In the entries that follow, which lines hold the string "text"? List them.

(Data records for software interfaces)
-------

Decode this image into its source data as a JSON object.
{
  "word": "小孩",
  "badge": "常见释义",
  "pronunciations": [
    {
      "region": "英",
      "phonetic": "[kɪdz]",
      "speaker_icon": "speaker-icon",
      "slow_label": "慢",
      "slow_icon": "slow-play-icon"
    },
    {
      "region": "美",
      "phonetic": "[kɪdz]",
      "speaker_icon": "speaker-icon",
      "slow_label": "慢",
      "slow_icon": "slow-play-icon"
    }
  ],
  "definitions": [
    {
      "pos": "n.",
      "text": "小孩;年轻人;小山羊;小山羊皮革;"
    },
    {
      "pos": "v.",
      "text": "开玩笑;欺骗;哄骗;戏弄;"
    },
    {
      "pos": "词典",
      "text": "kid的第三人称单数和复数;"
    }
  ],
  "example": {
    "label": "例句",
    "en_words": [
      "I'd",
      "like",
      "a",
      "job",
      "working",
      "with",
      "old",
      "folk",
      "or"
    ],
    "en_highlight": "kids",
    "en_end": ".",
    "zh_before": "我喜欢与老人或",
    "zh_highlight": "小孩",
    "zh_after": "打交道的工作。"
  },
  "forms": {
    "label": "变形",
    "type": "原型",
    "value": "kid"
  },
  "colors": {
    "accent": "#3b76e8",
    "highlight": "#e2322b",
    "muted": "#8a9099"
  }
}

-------

- _Reply_
      "text": "小孩;年轻人;小山羊;小山羊皮革;"
      "text": "开玩笑;欺骗;哄骗;戏弄;"
      "text": "kid的第三人称单数和复数;"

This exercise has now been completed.